Lawmakers, workers vow to fight proposed base closures that could hurt New England shipyard

Hillary Vaughn reports on military cuts threatening thousands of jobs


The latest round of proposed Defense cuts, included in the presidential budget plan unveiled Tuesday, is once again putting a New England shipyard at risk and threatening thousands of jobs. 

The Portsmouth Naval Shipyard sits between Portsmouth, N.H., and Kittery, Maine, and employs around 4,700 civilian workers. 

Paul O'Connor, a representative for shipyard employees and president of the Federal Employees Metal Trades Council, warned that closing the facility would be a blow to the seacoast community's economy. 

"Imagine anywhere, the most significant economic motivator being shut down. It would be devastating," he said. But he vowed to fight the cuts, calling the shipyard -- which has been targeted for closure before -- the "lifeblood" of the seacoast economy. The shipyard is among many potential base closures in the proposed budget plan. 
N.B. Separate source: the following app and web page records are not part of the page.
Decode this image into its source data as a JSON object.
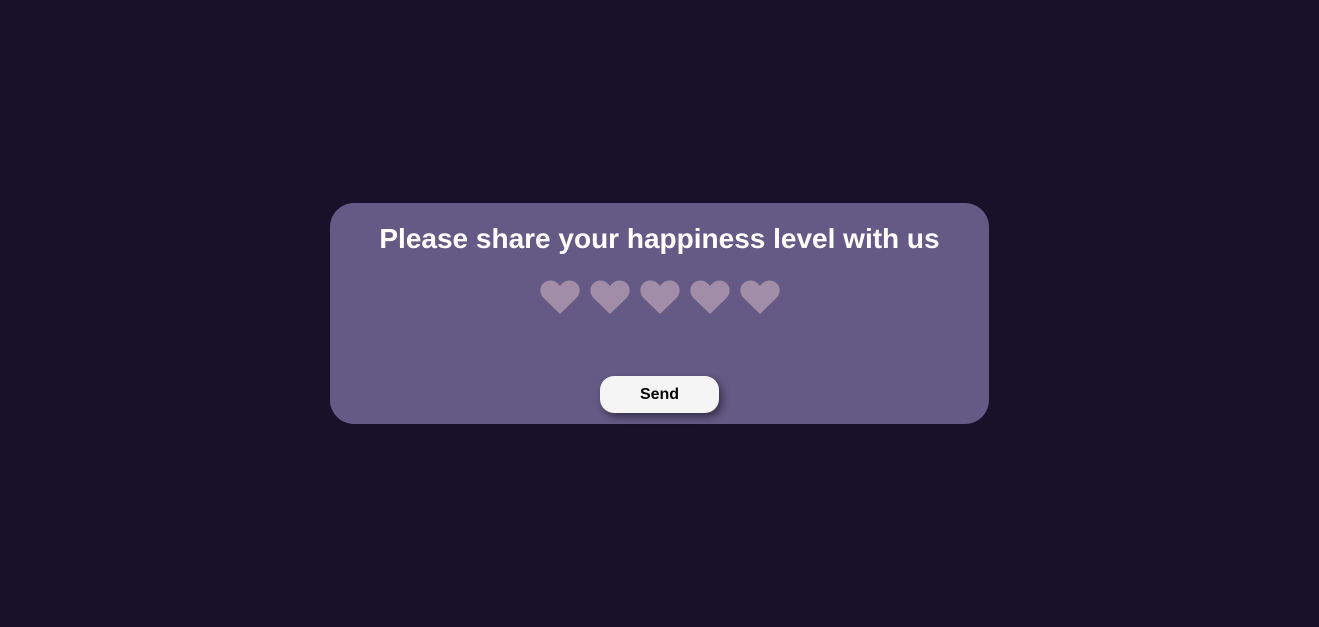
{
  "feedback_card": {
    "title": "Please share your happiness level with us",
    "rating": {
      "max": 5,
      "value": 0,
      "icon": "heart-icon",
      "inactive_color": "#a18da8"
    },
    "send_label": "Send"
  },
  "colors": {
    "background": "#17122a",
    "card": "#645a85",
    "button": "#f5f5f5"
  }
}
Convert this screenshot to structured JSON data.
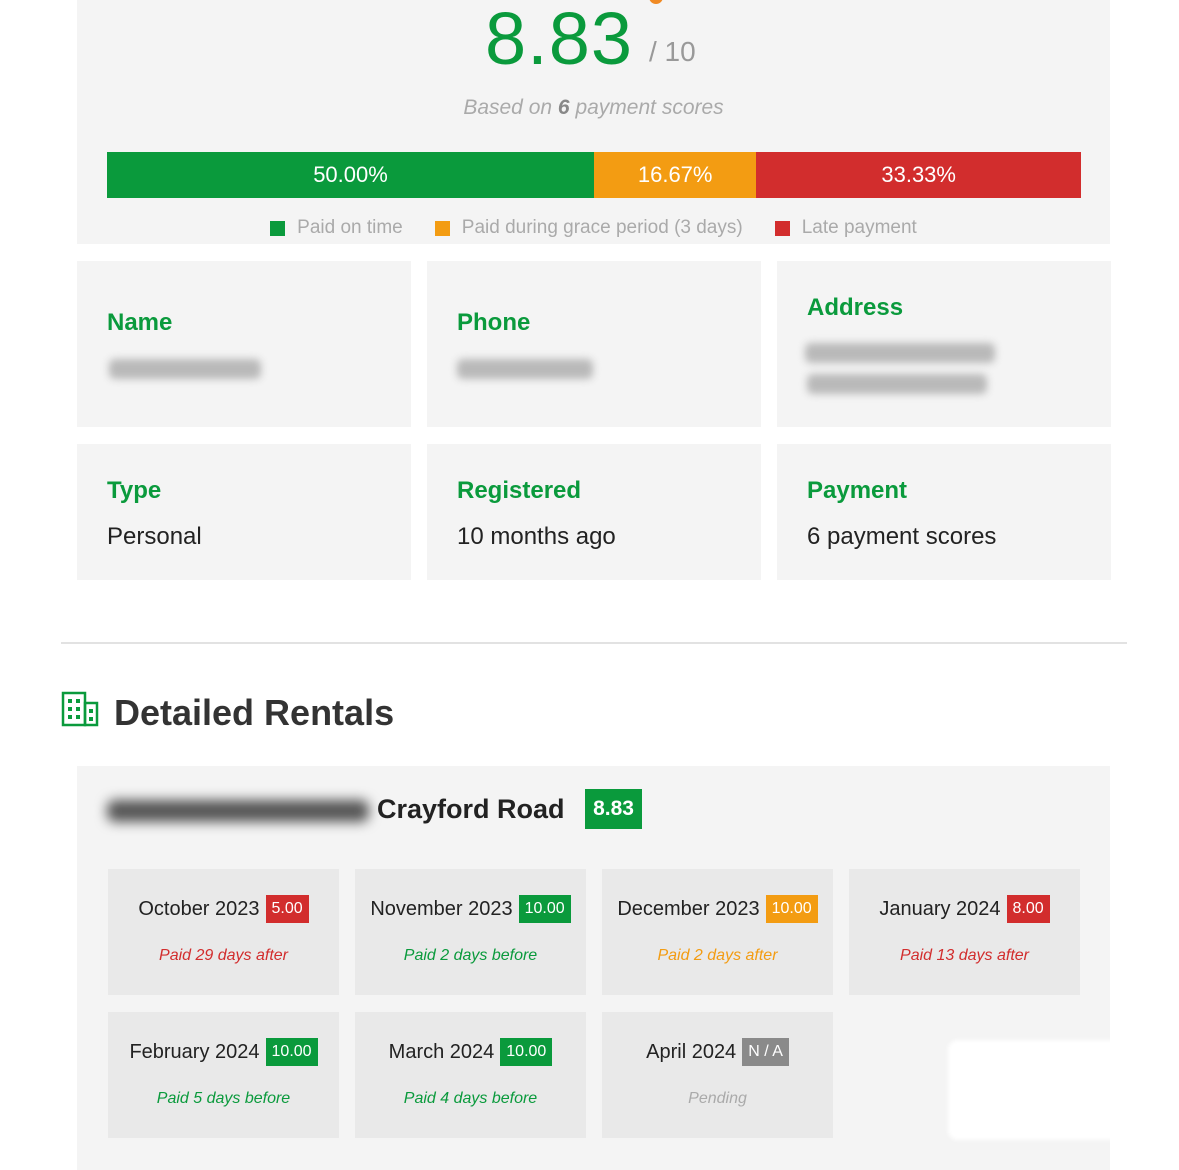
{
  "summary": {
    "score": "8.83",
    "score_max": "/ 10",
    "based_on_prefix": "Based on",
    "based_on_count": "6",
    "based_on_suffix": "payment scores",
    "distribution": [
      {
        "label": "50.00%",
        "fraction": 0.5,
        "color": "#0a9a3c"
      },
      {
        "label": "16.67%",
        "fraction": 0.1667,
        "color": "#f39c12"
      },
      {
        "label": "33.33%",
        "fraction": 0.3333,
        "color": "#d22d2d"
      }
    ],
    "legend": [
      {
        "label": "Paid on time",
        "color": "#0a9a3c"
      },
      {
        "label": "Paid during grace period (3 days)",
        "color": "#f39c12"
      },
      {
        "label": "Late payment",
        "color": "#d22d2d"
      }
    ]
  },
  "info": {
    "name_label": "Name",
    "phone_label": "Phone",
    "address_label": "Address",
    "type_label": "Type",
    "type_value": "Personal",
    "registered_label": "Registered",
    "registered_value": "10 months ago",
    "payment_label": "Payment",
    "payment_value": "6 payment scores"
  },
  "rentals": {
    "section_title": "Detailed Rentals",
    "property_name": "Crayford Road",
    "property_score": "8.83",
    "months": [
      {
        "month": "October 2023",
        "score": "5.00",
        "status": "red",
        "note": "Paid 29 days after"
      },
      {
        "month": "November 2023",
        "score": "10.00",
        "status": "green",
        "note": "Paid 2 days before"
      },
      {
        "month": "December 2023",
        "score": "10.00",
        "status": "orange",
        "note": "Paid 2 days after"
      },
      {
        "month": "January 2024",
        "score": "8.00",
        "status": "red",
        "note": "Paid 13 days after"
      },
      {
        "month": "February 2024",
        "score": "10.00",
        "status": "green",
        "note": "Paid 5 days before"
      },
      {
        "month": "March 2024",
        "score": "10.00",
        "status": "green",
        "note": "Paid 4 days before"
      },
      {
        "month": "April 2024",
        "score": "N / A",
        "status": "gray",
        "note": "Pending"
      }
    ]
  },
  "colors": {
    "brand_green": "#0a9a3c",
    "warning_orange": "#f39c12",
    "danger_red": "#d22d2d",
    "neutral_gray": "#8a8a8a"
  },
  "icons": {
    "section_icon": "building-icon"
  }
}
He and his colleagues have some high-powered help, from New Hampshire Sens. Kelly Ayotte, a Republican, and Jeanne Shaheen, a Democrat, who are promising a bipartisan front to defend the facility. 

They argue that the Pentagon is effectively moving unilaterally to impose base closures, as opposed to going through Congress for the budget-cutting process known as "base realignment and closures," or BRAC. 
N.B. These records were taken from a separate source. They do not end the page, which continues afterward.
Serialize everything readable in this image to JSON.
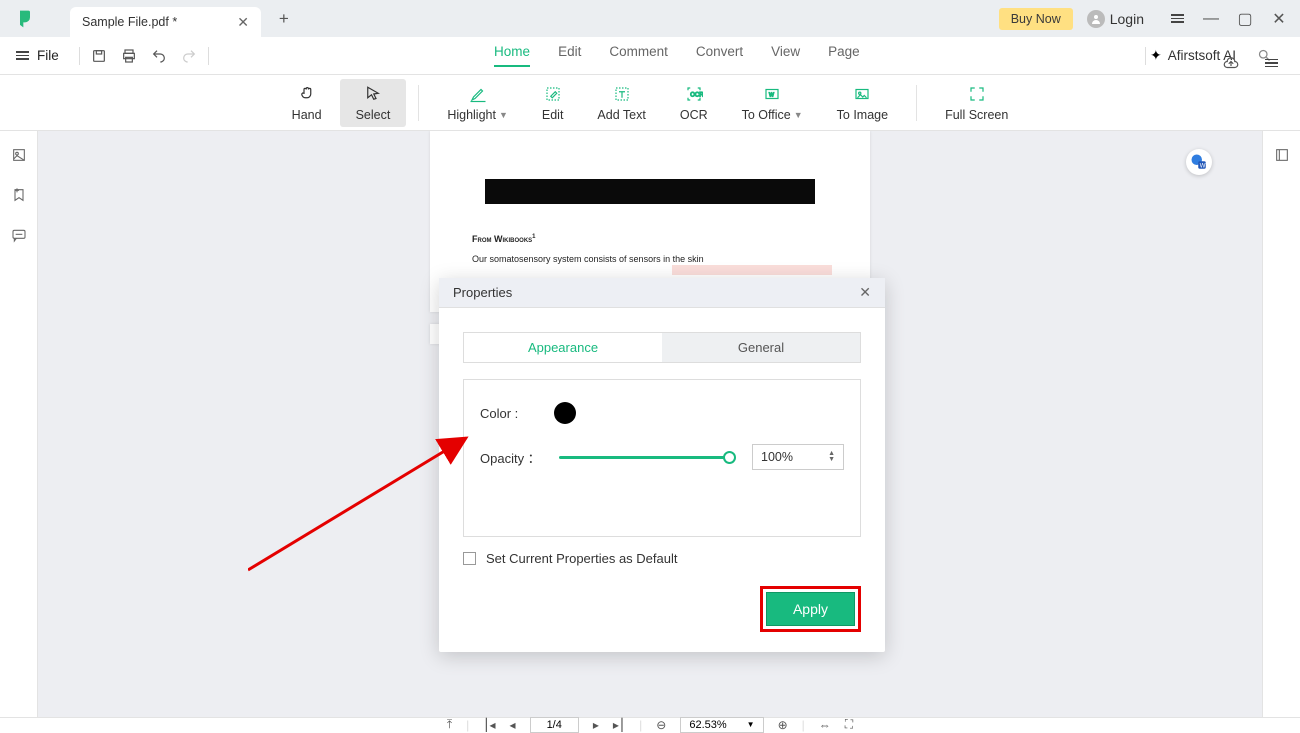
{
  "titlebar": {
    "tab_name": "Sample File.pdf *",
    "buy_now": "Buy Now",
    "login": "Login"
  },
  "menubar": {
    "file": "File",
    "items": [
      "Home",
      "Edit",
      "Comment",
      "Convert",
      "View",
      "Page"
    ],
    "active_index": 0,
    "ai": "Afirstsoft AI"
  },
  "toolbar": {
    "hand": "Hand",
    "select": "Select",
    "highlight": "Highlight",
    "edit": "Edit",
    "add_text": "Add Text",
    "ocr": "OCR",
    "to_office": "To Office",
    "to_image": "To Image",
    "full_screen": "Full Screen"
  },
  "document": {
    "from": "From Wikibooks",
    "line1": "Our somatosensory system consists of sensors in the skin",
    "page_num": "1"
  },
  "dialog": {
    "title": "Properties",
    "tabs": {
      "appearance": "Appearance",
      "general": "General"
    },
    "color_label": "Color :",
    "color_value": "#000000",
    "opacity_label": "Opacity ：",
    "opacity_value": "100%",
    "set_default": "Set Current Properties as Default",
    "apply": "Apply"
  },
  "bottombar": {
    "page": "1/4",
    "zoom": "62.53%"
  }
}
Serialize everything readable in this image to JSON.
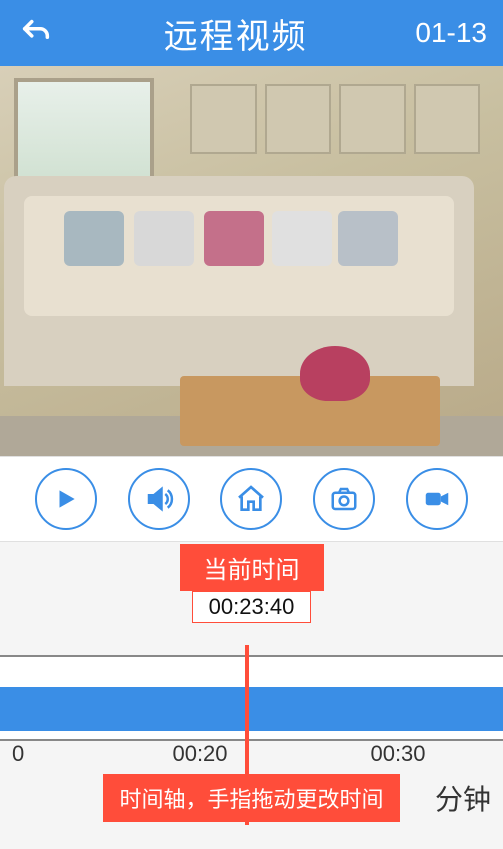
{
  "header": {
    "title": "远程视频",
    "date": "01-13"
  },
  "controls": {
    "play": "play",
    "sound": "sound",
    "home": "home",
    "camera": "camera",
    "video": "video"
  },
  "timeline": {
    "current_label": "当前时间",
    "current_value": "00:23:40",
    "ticks": {
      "t0": "0",
      "t20": "00:20",
      "t30": "00:30"
    },
    "hint": "时间轴，手指拖动更改时间",
    "unit": "分钟"
  }
}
"Congress should be the body to approve the BRAC-round, not for the Department of Defense to undertake this on its own initiative without the full approval of the Congress," Ayotte said, urging Defense Secretary Chuck Hagel to work with Congress. 

Both senators serve on the Senate Armed Services Committee and hold leadership positions on a subcommittee that handles base realignment and closures. 

Hagel has said that he plans to move forward with the cuts even without congressional approval and says they're simply a response to the budget reductions imposed on them by Congress. "I am mindful that Congress has not agreed to [our] BRAC requests of the last two years," he said. "But if Congress continues to block these requests even as they slash the overall budget, we will have to consider every tool at our disposal to reduce infrastructure." 

He said the department must "make difficult choices." 

But Shaheen says she will use her position as chair of an Armed Services subcommittee to fight the decision, saying: "Another BRAC round would have serious consequences for our shipyard, our workers and our economy in New Hampshire." 

The shipyard was at risk of closing just last year as part of the Pentagon's spending plan, but both Ayotte and Shaheen worked to block the closures from the bill, saving the shipyard. Closing the shipyard would not only put thousands of workers in jeopardy, it would slash the local revenue. The naval base contributes around $660 million to the greater seacoast economy through combined services, contracts and salaries. 

O'Connor said that BRAC cuts are all politics. "I am concerned because the budget is problematic right now. I have seen the political fallout of BRAC. Back in 2005 when we were put on closure list we were number one in cost, quality, schedule and safety. Quite frankly the best in the business, but the DoD still [tried] to close us down. Why? Because it's all politics. BRAC is all politics." 

O'Connor said that the Portsmouth Naval Shipyard has consistently ranked number one in the nation, earning a Meritorious Unit Commendation reserved for those military commands that display outstanding and exceptional service. "When you can say with a straight face you are going to try to close [the] most effective shipyard in nation under false pretenses, that is all politics," he said. 

Hillary Vaughn is a correspondent for FOX News Channel and FOX Business Network and is based in Los Angeles, CA.

Twitter: @vaughnFNC